• Element data from apps and pages
* * * * *

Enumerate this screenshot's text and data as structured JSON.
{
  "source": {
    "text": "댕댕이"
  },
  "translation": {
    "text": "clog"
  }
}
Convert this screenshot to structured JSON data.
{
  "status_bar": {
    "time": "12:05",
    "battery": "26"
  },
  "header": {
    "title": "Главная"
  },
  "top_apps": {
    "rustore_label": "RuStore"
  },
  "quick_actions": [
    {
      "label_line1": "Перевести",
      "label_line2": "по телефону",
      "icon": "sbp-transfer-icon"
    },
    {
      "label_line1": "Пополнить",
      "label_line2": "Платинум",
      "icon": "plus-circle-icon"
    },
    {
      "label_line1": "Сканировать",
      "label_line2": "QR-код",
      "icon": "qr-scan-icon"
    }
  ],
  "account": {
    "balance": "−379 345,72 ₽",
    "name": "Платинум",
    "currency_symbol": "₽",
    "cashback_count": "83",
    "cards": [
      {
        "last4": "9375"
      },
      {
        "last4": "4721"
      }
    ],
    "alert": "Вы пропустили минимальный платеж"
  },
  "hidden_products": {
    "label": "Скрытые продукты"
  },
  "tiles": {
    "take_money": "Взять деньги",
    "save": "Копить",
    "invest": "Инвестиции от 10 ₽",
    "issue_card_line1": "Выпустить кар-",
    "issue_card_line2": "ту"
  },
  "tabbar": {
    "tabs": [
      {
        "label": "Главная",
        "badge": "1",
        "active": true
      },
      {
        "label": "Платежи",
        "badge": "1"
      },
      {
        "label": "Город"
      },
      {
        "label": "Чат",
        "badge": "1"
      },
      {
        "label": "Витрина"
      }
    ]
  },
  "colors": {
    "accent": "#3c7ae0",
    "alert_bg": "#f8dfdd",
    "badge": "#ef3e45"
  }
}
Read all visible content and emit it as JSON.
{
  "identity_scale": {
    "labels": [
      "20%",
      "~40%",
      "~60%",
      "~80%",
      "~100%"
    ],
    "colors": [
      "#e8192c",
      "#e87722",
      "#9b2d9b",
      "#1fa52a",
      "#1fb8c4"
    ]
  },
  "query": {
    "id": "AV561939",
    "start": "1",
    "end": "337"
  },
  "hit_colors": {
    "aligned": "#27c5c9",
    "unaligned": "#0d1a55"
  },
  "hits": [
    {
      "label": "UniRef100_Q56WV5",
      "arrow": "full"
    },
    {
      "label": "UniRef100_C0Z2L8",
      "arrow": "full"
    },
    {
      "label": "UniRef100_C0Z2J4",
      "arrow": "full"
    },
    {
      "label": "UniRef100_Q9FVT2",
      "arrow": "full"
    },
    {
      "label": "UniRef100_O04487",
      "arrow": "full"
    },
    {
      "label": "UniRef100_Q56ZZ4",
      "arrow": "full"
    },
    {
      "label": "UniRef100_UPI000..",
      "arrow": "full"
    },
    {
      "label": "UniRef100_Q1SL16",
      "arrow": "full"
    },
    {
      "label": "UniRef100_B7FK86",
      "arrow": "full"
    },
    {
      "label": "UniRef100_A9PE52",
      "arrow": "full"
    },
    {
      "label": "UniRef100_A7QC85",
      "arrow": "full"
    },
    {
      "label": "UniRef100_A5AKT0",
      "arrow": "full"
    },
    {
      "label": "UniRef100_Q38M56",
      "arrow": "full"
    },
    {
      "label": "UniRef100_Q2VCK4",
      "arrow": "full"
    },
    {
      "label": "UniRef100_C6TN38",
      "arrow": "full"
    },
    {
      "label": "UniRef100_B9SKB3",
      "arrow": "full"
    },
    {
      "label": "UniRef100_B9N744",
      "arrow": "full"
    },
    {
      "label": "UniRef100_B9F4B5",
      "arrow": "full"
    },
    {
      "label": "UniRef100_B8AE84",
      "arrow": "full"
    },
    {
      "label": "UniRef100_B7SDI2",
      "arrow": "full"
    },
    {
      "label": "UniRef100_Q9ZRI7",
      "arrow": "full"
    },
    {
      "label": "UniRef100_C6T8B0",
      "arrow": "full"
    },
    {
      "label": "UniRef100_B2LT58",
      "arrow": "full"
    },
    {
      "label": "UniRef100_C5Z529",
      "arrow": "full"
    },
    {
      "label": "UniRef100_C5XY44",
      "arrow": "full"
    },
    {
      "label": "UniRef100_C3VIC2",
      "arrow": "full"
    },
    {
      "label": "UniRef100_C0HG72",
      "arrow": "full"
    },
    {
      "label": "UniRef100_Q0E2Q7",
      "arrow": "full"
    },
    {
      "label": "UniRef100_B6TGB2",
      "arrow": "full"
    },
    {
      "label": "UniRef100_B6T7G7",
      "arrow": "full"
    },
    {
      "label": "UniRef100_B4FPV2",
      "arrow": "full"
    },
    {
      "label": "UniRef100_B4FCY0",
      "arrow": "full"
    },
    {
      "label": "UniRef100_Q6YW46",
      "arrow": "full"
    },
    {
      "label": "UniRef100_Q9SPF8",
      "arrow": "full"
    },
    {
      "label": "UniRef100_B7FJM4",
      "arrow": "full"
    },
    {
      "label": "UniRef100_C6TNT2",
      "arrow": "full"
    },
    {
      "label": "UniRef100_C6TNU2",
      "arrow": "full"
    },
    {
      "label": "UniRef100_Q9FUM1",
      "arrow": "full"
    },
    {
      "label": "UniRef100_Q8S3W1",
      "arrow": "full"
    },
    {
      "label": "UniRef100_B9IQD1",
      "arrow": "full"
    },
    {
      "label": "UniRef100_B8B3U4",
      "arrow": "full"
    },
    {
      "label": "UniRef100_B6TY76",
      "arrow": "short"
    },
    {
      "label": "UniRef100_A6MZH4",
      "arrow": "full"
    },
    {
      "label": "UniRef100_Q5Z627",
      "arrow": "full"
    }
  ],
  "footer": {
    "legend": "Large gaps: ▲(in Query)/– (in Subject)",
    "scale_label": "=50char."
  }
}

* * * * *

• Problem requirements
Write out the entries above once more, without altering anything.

• Result
Enumerate this screenshot's text and data as structured JSON.
{
  "source": {
    "text": "댕댕이"
  },
  "translation": {
    "text": "clog"
  }
}
Convert this screenshot to structured JSON data.
{
  "status_bar": {
    "time": "12:05",
    "battery": "26"
  },
  "header": {
    "title": "Главная"
  },
  "top_apps": {
    "rustore_label": "RuStore"
  },
  "quick_actions": [
    {
      "label_line1": "Перевести",
      "label_line2": "по телефону",
      "icon": "sbp-transfer-icon"
    },
    {
      "label_line1": "Пополнить",
      "label_line2": "Платинум",
      "icon": "plus-circle-icon"
    },
    {
      "label_line1": "Сканировать",
      "label_line2": "QR-код",
      "icon": "qr-scan-icon"
    }
  ],
  "account": {
    "balance": "−379 345,72 ₽",
    "name": "Платинум",
    "currency_symbol": "₽",
    "cashback_count": "83",
    "cards": [
      {
        "last4": "9375"
      },
      {
        "last4": "4721"
      }
    ],
    "alert": "Вы пропустили минимальный платеж"
  },
  "hidden_products": {
    "label": "Скрытые продукты"
  },
  "tiles": {
    "take_money": "Взять деньги",
    "save": "Копить",
    "invest": "Инвестиции от 10 ₽",
    "issue_card_line1": "Выпустить кар-",
    "issue_card_line2": "ту"
  },
  "tabbar": {
    "tabs": [
      {
        "label": "Главная",
        "badge": "1",
        "active": true
      },
      {
        "label": "Платежи",
        "badge": "1"
      },
      {
        "label": "Город"
      },
      {
        "label": "Чат",
        "badge": "1"
      },
      {
        "label": "Витрина"
      }
    ]
  },
  "colors": {
    "accent": "#3c7ae0",
    "alert_bg": "#f8dfdd",
    "badge": "#ef3e45"
  }
}
Read all visible content and emit it as JSON.
{
  "identity_scale": {
    "labels": [
      "20%",
      "~40%",
      "~60%",
      "~80%",
      "~100%"
    ],
    "colors": [
      "#e8192c",
      "#e87722",
      "#9b2d9b",
      "#1fa52a",
      "#1fb8c4"
    ]
  },
  "query": {
    "id": "AV561939",
    "start": "1",
    "end": "337"
  },
  "hit_colors": {
    "aligned": "#27c5c9",
    "unaligned": "#0d1a55"
  },
  "hits": [
    {
      "label": "UniRef100_Q56WV5",
      "arrow": "full"
    },
    {
      "label": "UniRef100_C0Z2L8",
      "arrow": "full"
    },
    {
      "label": "UniRef100_C0Z2J4",
      "arrow": "full"
    },
    {
      "label": "UniRef100_Q9FVT2",
      "arrow": "full"
    },
    {
      "label": "UniRef100_O04487",
      "arrow": "full"
    },
    {
      "label": "UniRef100_Q56ZZ4",
      "arrow": "full"
    },
    {
      "label": "UniRef100_UPI000..",
      "arrow": "full"
    },
    {
      "label": "UniRef100_Q1SL16",
      "arrow": "full"
    },
    {
      "label": "UniRef100_B7FK86",
      "arrow": "full"
    },
    {
      "label": "UniRef100_A9PE52",
      "arrow": "full"
    },
    {
      "label": "UniRef100_A7QC85",
      "arrow": "full"
    },
    {
      "label": "UniRef100_A5AKT0",
      "arrow": "full"
    },
    {
      "label": "UniRef100_Q38M56",
      "arrow": "full"
    },
    {
      "label": "UniRef100_Q2VCK4",
      "arrow": "full"
    },
    {
      "label": "UniRef100_C6TN38",
      "arrow": "full"
    },
    {
      "label": "UniRef100_B9SKB3",
      "arrow": "full"
    },
    {
      "label": "UniRef100_B9N744",
      "arrow": "full"
    },
    {
      "label": "UniRef100_B9F4B5",
      "arrow": "full"
    },
    {
      "label": "UniRef100_B8AE84",
      "arrow": "full"
    },
    {
      "label": "UniRef100_B7SDI2",
      "arrow": "full"
    },
    {
      "label": "UniRef100_Q9ZRI7",
      "arrow": "full"
    },
    {
      "label": "UniRef100_C6T8B0",
      "arrow": "full"
    },
    {
      "label": "UniRef100_B2LT58",
      "arrow": "full"
    },
    {
      "label": "UniRef100_C5Z529",
      "arrow": "full"
    },
    {
      "label": "UniRef100_C5XY44",
      "arrow": "full"
    },
    {
      "label": "UniRef100_C3VIC2",
      "arrow": "full"
    },
    {
      "label": "UniRef100_C0HG72",
      "arrow": "full"
    },
    {
      "label": "UniRef100_Q0E2Q7",
      "arrow": "full"
    },
    {
      "label": "UniRef100_B6TGB2",
      "arrow": "full"
    },
    {
      "label": "UniRef100_B6T7G7",
      "arrow": "full"
    },
    {
      "label": "UniRef100_B4FPV2",
      "arrow": "full"
    },
    {
      "label": "UniRef100_B4FCY0",
      "arrow": "full"
    },
    {
      "label": "UniRef100_Q6YW46",
      "arrow": "full"
    },
    {
      "label": "UniRef100_Q9SPF8",
      "arrow": "full"
    },
    {
      "label": "UniRef100_B7FJM4",
      "arrow": "full"
    },
    {
      "label": "UniRef100_C6TNT2",
      "arrow": "full"
    },
    {
      "label": "UniRef100_C6TNU2",
      "arrow": "full"
    },
    {
      "label": "UniRef100_Q9FUM1",
      "arrow": "full"
    },
    {
      "label": "UniRef100_Q8S3W1",
      "arrow": "full"
    },
    {
      "label": "UniRef100_B9IQD1",
      "arrow": "full"
    },
    {
      "label": "UniRef100_B8B3U4",
      "arrow": "full"
    },
    {
      "label": "UniRef100_B6TY76",
      "arrow": "short"
    },
    {
      "label": "UniRef100_A6MZH4",
      "arrow": "full"
    },
    {
      "label": "UniRef100_Q5Z627",
      "arrow": "full"
    }
  ],
  "footer": {
    "legend": "Large gaps: ▲(in Query)/– (in Subject)",
    "scale_label": "=50char."
  }
}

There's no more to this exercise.